Entries shown
=== Begin Enclosure ===

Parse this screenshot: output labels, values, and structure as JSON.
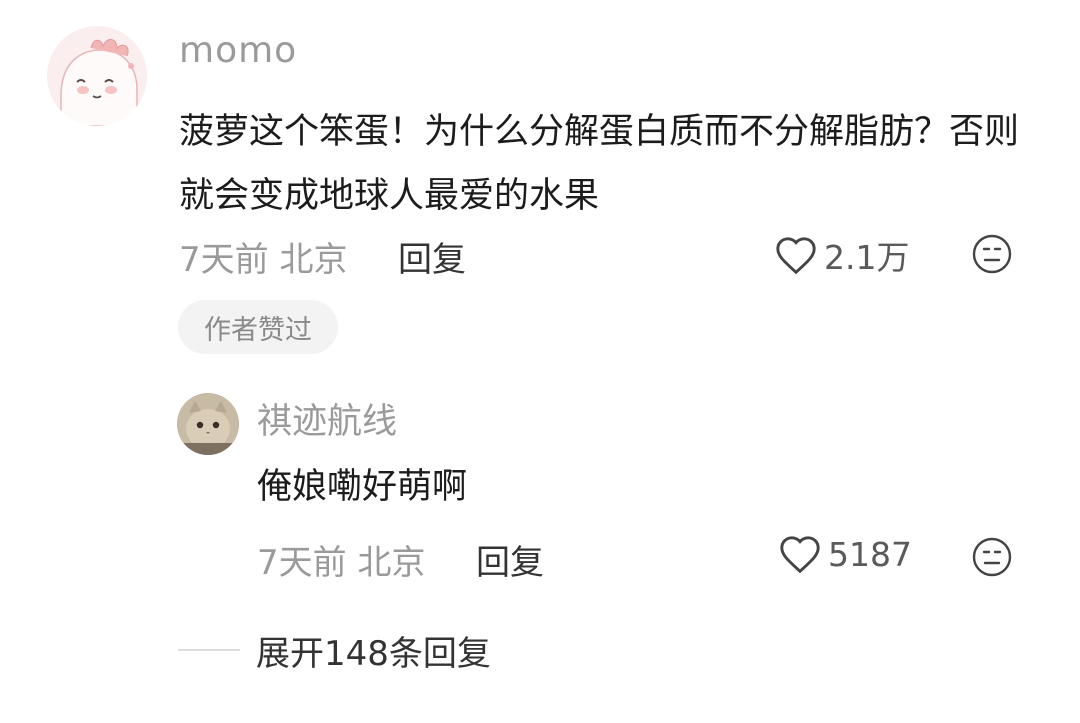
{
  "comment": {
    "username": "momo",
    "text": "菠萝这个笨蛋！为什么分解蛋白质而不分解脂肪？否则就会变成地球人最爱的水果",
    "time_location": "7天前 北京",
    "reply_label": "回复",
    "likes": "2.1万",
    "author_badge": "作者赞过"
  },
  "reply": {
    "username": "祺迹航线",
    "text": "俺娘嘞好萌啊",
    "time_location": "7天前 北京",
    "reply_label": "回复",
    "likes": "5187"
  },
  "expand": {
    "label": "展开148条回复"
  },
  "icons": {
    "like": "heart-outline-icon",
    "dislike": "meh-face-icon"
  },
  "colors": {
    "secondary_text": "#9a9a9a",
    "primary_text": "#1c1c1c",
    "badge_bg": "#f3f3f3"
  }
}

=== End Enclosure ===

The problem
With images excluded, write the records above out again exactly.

Response below
Parse this screenshot: output labels, values, and structure as JSON.
{
  "comment": {
    "username": "momo",
    "text": "菠萝这个笨蛋！为什么分解蛋白质而不分解脂肪？否则就会变成地球人最爱的水果",
    "time_location": "7天前 北京",
    "reply_label": "回复",
    "likes": "2.1万",
    "author_badge": "作者赞过"
  },
  "reply": {
    "username": "祺迹航线",
    "text": "俺娘嘞好萌啊",
    "time_location": "7天前 北京",
    "reply_label": "回复",
    "likes": "5187"
  },
  "expand": {
    "label": "展开148条回复"
  },
  "icons": {
    "like": "heart-outline-icon",
    "dislike": "meh-face-icon"
  },
  "colors": {
    "secondary_text": "#9a9a9a",
    "primary_text": "#1c1c1c",
    "badge_bg": "#f3f3f3"
  }
}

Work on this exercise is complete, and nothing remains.